The nuclear power plant has no home in our new advanced environment. Once upon a time, nuclear energy was a well and efficient way to produce energy, but it's 2018, not 1951. Over the course of history, the nuclear power plant was one of the first ways of using energy for commercial use. Especially with so many new inventions like the TV coming out, such energy like nuclear energy was amazing. Yet in the 21st century, it is nothing but a nuisance to our clean environment. It causes too many problems and no solutions. That is why nuclear energy should be one of the last results for energy. More environmentally healthy and safer solutions should be pursued. The nuclear power plant is an inadequate way to harvest energy due to its waste, cost, and accidents, yet some would argue that it is an efficient way to obtain energy.
As each year passes, more and more electricity will be made as a result of increased nuclear power plants around the world. The economic benefits of nuclear energy are equally advantageous as the environmental aspects.

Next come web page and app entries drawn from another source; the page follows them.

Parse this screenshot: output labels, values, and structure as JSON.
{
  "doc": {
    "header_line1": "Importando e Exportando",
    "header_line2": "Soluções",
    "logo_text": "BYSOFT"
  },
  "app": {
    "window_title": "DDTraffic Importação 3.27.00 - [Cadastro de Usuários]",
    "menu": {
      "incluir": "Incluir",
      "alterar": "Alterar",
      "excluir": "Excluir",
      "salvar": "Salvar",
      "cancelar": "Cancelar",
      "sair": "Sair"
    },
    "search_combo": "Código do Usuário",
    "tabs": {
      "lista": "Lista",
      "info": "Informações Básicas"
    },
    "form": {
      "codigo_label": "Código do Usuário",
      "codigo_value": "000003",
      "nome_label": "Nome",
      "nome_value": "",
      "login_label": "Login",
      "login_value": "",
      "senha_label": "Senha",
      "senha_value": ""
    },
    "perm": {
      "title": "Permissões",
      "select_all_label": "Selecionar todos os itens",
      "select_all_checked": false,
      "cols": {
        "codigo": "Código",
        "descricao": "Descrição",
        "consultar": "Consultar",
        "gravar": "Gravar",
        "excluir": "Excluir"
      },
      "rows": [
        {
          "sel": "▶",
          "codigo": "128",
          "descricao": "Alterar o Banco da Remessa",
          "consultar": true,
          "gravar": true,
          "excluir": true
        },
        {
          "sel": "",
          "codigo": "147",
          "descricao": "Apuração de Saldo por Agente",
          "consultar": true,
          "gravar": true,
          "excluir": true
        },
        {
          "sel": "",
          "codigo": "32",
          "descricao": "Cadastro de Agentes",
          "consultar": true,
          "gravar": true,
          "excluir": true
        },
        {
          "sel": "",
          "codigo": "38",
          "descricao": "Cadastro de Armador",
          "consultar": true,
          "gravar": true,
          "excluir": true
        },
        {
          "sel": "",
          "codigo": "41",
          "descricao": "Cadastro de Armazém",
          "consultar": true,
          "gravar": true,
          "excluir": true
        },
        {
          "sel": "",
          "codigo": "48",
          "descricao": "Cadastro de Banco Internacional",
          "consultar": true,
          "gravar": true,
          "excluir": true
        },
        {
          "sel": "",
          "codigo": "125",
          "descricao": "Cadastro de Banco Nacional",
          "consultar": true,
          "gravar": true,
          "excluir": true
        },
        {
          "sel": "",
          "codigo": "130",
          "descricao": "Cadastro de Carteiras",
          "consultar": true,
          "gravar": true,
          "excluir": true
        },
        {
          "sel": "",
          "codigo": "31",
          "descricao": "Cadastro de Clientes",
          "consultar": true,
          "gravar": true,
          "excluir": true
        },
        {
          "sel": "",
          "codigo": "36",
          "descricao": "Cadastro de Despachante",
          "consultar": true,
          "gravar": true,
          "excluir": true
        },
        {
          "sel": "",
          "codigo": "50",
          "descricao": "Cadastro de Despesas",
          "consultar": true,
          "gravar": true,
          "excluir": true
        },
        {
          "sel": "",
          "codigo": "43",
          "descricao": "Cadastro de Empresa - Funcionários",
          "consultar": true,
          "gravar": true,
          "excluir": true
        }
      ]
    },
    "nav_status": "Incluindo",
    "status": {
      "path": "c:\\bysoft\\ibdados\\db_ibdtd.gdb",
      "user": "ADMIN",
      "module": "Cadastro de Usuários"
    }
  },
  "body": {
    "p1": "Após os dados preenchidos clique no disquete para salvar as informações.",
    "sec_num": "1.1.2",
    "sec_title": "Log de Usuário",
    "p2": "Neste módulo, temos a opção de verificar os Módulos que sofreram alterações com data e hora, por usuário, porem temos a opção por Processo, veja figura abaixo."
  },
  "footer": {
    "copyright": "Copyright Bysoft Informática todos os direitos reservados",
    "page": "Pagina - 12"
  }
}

The world's natural resources are being consumed at an alarming rate. As these resources diminish, people will be seeking alternative sources by which to generate electricity for heat and light. The only practical short-term solution for the energy/pollution crisis should be nuclear power because it is available, cleaner and safer.